Some of the above information was adapted from information from the Texas Parks and Wildlife Department.

 

Alligator Safety Tips

  • Alligators have a natural fear of humans and usually quickly retreat when approached by people. If you have a close encounter with an alligator a few yards away, back away slowly. If you hear an alligator hiss, it's a warning that you are too close.
  • While it is extremely rare for wild alligators to chase people, they are quick and agile and will defend themselves when cornered. A female protecting her nest might charge a person who gets close to the nest but would quickly return to the nest after the intruder leaves.
  • If you see an alligator while walking a pet, make sure that your pet is on a leash and under your control. Your pet will naturally be curious, and the alligator may see it as an easy food source as they have a keen sense of smell. In areas known to contain alligators, keep pets at a safe distance from the water or inside a fenced area if possible.
  • If you see an alligator in a roadway, yard, or other unexpected place, DO NOT attempt to move it. It is dangerous and illegal for the general public to handle or possess alligators.
  • If you see a large alligator in your favorite swimming hole or pond, do not swim with it. Although alligator attacks in Louisiana are rare, it can happen. Attack reports in Louisiana are usually more accurately described as encounters. As with all outdoor activities, keep in mind that wildlife encounters are always a possibility.
DON'Ts DOs
Don’t kill, harass, molest, or attempt to move alligators. State law prohibits such actions. A provoked alligator is likely to bite. Call your local LDWF office if you encounter a nuisance alligator that has lost its fear of people.
Don’t allow small children to play unsupervised in or around water. Closely supervise children when they play in or around water.
Don’t swim at night or during dusk or dawn when alligators most actively feed. Swim only during daylight hours and stay aware of your surroundings.
Don’t feed or entice alligators. Alligators overcome their natural shyness and become accustomed or attracted to humans when fed. Tell others that feeding alligators creates safety problems for people who want to use the water for recreation.
Don’t throw fish scraps into the water or leave them on shore. Although you’re not intentionally feeding alligators, the end result is the same. Dispose of fish scraps in garbage cans, available at most boat ramps and fish camps.
Don’t remove an alligator from its natural habitat or accept one as a pet. It is a violation of state law to do so. You can’t tame an alligator and even small ones may bite. In particular, never go near baby alligators or pick them up. They may seem cute and harmless, but the mother alligator may be nearby and will protect her young. View and photograph wild alligators from a safe distance of at least 50 feet. Remember that alligators are an important part of Louisiana's natural history, as well as an integral component of many wetland ecosystems.
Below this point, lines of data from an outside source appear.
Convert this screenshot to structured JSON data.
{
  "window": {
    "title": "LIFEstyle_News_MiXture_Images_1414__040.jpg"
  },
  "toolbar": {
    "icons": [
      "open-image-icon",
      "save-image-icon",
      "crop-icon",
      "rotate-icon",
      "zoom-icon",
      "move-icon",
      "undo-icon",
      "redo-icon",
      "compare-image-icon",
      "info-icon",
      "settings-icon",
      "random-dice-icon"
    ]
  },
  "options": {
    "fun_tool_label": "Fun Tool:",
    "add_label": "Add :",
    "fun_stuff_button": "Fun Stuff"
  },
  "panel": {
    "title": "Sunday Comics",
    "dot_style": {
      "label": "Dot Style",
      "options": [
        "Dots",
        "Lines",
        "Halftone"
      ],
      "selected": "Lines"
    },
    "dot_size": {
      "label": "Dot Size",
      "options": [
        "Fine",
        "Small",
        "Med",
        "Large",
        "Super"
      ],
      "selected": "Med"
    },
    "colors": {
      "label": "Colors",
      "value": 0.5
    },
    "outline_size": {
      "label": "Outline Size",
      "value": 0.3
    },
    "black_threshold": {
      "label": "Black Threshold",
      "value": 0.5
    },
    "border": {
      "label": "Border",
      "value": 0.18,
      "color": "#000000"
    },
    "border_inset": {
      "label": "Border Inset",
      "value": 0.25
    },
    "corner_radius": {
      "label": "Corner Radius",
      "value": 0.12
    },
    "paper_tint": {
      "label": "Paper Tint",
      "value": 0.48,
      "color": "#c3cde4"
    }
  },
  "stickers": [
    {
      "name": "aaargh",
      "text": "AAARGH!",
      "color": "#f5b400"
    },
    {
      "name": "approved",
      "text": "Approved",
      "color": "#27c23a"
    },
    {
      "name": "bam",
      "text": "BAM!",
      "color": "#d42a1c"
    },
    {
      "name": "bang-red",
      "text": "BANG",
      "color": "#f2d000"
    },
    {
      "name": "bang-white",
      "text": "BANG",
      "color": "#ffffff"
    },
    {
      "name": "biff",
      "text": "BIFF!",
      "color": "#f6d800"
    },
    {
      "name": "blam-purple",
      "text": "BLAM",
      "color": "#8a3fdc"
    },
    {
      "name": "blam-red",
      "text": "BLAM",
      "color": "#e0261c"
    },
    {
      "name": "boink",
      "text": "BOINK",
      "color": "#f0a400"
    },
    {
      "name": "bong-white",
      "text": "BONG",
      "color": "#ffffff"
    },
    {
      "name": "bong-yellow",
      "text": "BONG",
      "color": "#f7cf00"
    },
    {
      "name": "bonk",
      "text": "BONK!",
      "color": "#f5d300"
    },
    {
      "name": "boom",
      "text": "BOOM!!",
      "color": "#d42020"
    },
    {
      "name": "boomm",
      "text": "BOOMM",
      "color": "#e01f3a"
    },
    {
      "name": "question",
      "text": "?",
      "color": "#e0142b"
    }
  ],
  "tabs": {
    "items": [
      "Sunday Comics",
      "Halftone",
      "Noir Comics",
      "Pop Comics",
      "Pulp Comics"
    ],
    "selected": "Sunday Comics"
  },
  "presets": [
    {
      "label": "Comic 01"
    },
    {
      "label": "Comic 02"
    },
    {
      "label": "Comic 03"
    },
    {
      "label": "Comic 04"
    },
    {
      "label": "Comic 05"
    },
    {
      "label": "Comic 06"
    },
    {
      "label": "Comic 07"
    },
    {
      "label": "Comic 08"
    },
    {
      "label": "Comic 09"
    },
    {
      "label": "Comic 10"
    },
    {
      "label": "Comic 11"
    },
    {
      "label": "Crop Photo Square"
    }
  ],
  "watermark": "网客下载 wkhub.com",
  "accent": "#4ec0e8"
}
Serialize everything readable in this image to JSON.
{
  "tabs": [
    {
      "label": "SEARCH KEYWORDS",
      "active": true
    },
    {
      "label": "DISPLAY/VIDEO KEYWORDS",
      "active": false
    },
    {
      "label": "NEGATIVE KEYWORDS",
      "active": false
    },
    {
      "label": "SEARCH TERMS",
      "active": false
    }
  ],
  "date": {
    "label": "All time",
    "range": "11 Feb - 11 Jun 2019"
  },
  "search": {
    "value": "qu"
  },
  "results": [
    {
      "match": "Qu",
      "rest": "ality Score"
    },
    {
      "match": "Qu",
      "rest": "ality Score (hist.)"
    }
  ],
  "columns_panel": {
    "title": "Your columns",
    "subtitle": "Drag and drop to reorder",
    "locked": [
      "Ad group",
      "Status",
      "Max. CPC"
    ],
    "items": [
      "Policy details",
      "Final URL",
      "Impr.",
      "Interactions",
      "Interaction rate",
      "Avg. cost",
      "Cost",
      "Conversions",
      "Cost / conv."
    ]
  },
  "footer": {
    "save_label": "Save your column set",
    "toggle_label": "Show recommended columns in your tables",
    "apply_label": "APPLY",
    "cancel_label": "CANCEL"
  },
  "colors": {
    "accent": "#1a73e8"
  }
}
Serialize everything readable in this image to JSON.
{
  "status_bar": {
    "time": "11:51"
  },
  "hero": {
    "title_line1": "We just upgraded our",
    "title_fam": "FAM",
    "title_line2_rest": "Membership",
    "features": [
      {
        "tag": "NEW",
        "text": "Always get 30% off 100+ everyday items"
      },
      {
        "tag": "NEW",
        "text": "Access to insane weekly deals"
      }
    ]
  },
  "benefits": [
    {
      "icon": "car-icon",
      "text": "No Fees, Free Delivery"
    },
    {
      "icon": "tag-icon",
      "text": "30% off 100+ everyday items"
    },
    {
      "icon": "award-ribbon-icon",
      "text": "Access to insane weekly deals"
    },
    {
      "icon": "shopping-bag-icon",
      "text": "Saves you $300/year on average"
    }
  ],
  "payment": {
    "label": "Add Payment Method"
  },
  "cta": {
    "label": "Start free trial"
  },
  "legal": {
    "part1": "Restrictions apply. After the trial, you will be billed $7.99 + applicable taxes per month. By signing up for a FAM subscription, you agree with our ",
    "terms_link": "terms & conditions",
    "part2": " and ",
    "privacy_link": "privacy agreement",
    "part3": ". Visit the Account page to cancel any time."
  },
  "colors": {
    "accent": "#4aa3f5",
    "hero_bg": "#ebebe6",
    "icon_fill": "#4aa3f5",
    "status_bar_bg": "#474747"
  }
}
Some of the above information was adapted from information from the Texas Parks and Wildlife Department and the Florida Fish and Wildlife Conservation Commission.